On November 24 we bravely posted a positive story about the current Sugababes looking quite nice in a photograph but referred to the band as 'Sugababes' — with inverted commas — then linked to a video which drew attention to and could be perceived to have made fun of the band's various lineup changes. Some readers may have considered this purportedly 'positive' article to in fact be in some ways negative and we apologise for any upset this may have caused.
On November 23 we wrote about a duet featuring Erik Hassle and Ellie Goulding. Referencing Eric Morecambe and Ernie Wise's signature tune 'Bring Me Sunshine' we headlined our article 'Erik & Ellie bring the sunshine' which we now accept may have been slightly too obscure a reference point for many readers and may, to the vast majority, simply have looked like a shit headine.
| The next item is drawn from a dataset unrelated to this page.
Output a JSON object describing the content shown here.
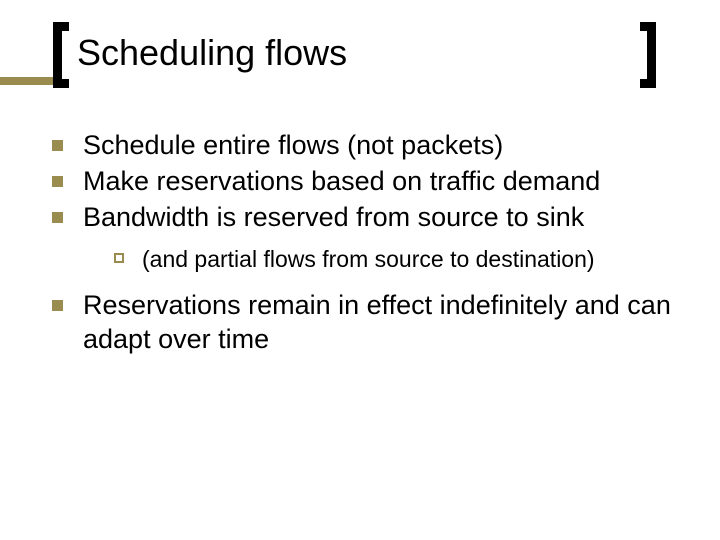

We apologise to readers who took offence.
In a post regarding Elin Lanto's 'Love Made Me Stupid', we wrote: "We are going to make an iTunes playlist which contains this song 17 times, then we are going to burn that playlist to a CD, then we are going to post that CD to Vampire Weekend. Nothing may come of it but at least we can say we tried." We now accept that the environmentally friendly option might be to somehow send this playlist to Vampire Weekend electronically, through a service such as Spotify or (with permission from the copyright holder) using a service such as Dropbox. We apologise to those among you who quite rightly take a keen interest in the environment and the future of the planet.
In an article posted on November 17 we made reference to Danyl from The X Factor and his 'extreme seriousface'. We now accept that the official name of this afflication is 'extreme stupid seriousface' and we apologise to other sufferers who may have been offended by this genuine error on our part.
In an article posted on November 12 we may have suggested that by using the phrase 'ALL THE GREATEST HITS' in large letters on promotional posters for a live album, The Killers' record label were hoping to fool some fans into thinking that the release was a greatest hits collection. We now accept that instead of attempting to fool some fans, the label were in fact trying to fool all fans. Apologies to Mercury for the error.
On November 9, in an article titled 'Joe McElderry: voice of an angle' we claimed that the X Factor singer was prone to tilting his head at an angle of ten degrees when receiving praise from judges. Upon further inspection of video footage we are now prepared to accept that we may have been conservative with this claim and that the true angle of his headtilt might be closer to twelve degrees. This said, we are confident that if one takes into account lesser headtilt displays during results shows, an average of all headtilts would still leave us with a ten degree headtilt.